(www.irna.ir) вЂ" China's foreign minister has already arrived and Russia's foreign minister will be on his way to meet their Indian counterpart for the first structured meeting of their trilateral forum in New Delhi on February 14.
The agenda on the table will range from Iran, North Korea, Middle East to the volatile situation in Iraq and Afghanistan. So far, the leaders of the three countries had almost always met informally on the sidelines of multilateral events, the Indian English daily Statesman reported here Tuesday.
The last meeting of the foreign ministers had taken place in Vladivostock in June 2006.

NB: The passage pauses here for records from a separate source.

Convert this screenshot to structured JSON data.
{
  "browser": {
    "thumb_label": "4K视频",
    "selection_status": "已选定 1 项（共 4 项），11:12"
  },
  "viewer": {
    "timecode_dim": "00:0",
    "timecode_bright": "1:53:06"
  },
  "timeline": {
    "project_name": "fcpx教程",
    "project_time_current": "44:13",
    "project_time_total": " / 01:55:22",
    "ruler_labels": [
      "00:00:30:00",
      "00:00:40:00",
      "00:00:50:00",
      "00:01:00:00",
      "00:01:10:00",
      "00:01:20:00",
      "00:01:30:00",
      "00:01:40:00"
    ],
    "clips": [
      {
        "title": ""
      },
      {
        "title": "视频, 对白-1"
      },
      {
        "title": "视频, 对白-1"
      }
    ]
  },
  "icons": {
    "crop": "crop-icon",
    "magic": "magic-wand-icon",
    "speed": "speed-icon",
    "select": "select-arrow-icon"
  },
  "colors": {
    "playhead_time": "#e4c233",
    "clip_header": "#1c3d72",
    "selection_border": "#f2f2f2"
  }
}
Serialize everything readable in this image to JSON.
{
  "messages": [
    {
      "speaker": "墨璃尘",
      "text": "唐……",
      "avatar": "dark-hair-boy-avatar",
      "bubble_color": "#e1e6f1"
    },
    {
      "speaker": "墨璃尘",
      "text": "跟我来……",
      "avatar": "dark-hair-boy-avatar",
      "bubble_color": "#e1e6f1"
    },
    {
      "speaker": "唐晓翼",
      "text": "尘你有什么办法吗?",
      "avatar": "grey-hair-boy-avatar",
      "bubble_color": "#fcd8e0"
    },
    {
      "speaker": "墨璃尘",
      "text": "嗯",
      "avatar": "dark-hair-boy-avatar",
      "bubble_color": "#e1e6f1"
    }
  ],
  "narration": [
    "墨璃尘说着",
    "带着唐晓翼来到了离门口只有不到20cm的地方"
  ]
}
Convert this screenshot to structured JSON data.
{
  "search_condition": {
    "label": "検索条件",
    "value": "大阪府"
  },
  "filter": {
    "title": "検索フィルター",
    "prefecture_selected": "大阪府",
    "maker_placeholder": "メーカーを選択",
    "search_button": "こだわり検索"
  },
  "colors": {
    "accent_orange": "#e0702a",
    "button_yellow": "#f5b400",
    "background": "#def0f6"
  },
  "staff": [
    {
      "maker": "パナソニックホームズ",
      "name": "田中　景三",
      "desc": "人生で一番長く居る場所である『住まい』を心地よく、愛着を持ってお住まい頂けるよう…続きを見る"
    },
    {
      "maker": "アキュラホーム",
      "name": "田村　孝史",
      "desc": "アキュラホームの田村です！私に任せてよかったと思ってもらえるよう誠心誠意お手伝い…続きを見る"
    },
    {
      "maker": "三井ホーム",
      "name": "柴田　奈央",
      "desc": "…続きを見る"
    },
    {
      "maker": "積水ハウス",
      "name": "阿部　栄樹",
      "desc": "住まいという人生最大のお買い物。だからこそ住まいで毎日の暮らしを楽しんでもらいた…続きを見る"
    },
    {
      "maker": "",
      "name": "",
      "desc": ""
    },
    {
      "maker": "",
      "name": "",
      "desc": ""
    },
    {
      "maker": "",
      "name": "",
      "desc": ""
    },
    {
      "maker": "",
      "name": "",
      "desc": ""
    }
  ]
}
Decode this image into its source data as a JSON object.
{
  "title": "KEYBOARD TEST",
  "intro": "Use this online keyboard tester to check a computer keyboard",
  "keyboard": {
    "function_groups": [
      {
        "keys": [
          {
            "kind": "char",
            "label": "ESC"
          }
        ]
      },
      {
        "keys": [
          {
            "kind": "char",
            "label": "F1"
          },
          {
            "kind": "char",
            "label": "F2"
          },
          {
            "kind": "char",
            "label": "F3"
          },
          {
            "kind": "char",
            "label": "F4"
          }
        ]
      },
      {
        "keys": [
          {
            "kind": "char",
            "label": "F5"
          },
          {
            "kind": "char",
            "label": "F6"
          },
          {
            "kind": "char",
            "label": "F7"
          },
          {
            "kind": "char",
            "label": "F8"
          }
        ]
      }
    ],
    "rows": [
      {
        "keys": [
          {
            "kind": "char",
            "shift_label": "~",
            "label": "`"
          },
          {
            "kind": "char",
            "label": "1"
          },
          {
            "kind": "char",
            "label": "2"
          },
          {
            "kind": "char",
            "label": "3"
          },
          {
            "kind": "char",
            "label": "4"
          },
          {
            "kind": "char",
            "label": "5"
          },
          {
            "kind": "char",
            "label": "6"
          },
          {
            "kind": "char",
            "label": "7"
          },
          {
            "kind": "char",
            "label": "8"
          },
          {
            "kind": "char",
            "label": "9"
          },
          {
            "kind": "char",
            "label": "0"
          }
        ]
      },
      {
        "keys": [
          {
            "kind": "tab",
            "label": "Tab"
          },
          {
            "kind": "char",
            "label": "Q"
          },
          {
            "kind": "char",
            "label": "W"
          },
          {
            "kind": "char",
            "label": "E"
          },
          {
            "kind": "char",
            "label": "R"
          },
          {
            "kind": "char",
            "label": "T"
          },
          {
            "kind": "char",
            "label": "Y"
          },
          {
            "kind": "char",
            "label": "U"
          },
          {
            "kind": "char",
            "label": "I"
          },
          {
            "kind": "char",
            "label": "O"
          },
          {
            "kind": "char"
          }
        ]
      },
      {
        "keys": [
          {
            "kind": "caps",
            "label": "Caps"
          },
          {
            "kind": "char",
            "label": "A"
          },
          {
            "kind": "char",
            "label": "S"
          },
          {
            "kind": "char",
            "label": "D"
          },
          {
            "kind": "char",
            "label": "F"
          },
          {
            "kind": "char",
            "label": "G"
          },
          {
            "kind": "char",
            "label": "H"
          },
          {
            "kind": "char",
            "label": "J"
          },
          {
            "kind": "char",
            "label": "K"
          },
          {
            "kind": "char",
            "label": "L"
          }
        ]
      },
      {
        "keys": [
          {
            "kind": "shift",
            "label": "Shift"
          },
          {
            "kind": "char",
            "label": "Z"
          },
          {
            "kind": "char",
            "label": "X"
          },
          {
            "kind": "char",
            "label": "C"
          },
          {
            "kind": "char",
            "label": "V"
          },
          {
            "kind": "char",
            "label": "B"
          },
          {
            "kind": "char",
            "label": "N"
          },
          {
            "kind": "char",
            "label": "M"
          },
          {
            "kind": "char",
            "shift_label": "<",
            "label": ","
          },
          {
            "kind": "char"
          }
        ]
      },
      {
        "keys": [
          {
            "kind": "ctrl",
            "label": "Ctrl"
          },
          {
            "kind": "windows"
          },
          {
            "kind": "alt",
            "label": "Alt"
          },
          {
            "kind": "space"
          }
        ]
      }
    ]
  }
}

In Moscow Monday, the Russian Foreign Ministry spokesperson said that the ministers would be discussing all reigning global issues -- from regional hotspots to counter-terrorism and anti-narcotic efforts, reports Trend.
He told reporters that cooperation between the three countries was not "virtual," but was based on common approaches on basic issues of world development which include strengthening of democratic principles, importance of multilateral efforts and recognition of the central role of the UN.
Russian Foreign Minister Yevgeni Primakov in 1998 had first mooted the trilateral forum, but it had initially not been received with much enthusiasm in either New Delhi or Beijing.
More than perhaps other joint interests, the abiding point of similarity of the three nations had been their insistence on a multipolar world, opposing the United States as the sole superpower.
The Russians have been especially vocal about the need to strengthen multipolarity -- the recent railing by Russian President Vladimir Putin against the increasing US unilateral military action at the Munich security conference on Saturday being part of the same theme.
In his speech, Putin had pointed out that there were new emerging centers of economic growth which will eventually be translated into political power.
Meanwhile, Chinese Foreign Minister Li Zhaoxing began his visit to India by arriving at Bihar, where he visited Nalanda to inaugurate a hall in memory of the 7th century Chinese traveler Huan Tsang.
At the ceremony, he hoped that the opening of the hall would mark a new chapter in Sino-Indian relations.
The Chinese minister said he was honored to be in Nalanda and would visit the ancient seat of learning again, but not by car.
"I will come here on foot the way Huan Tsang came," said Li.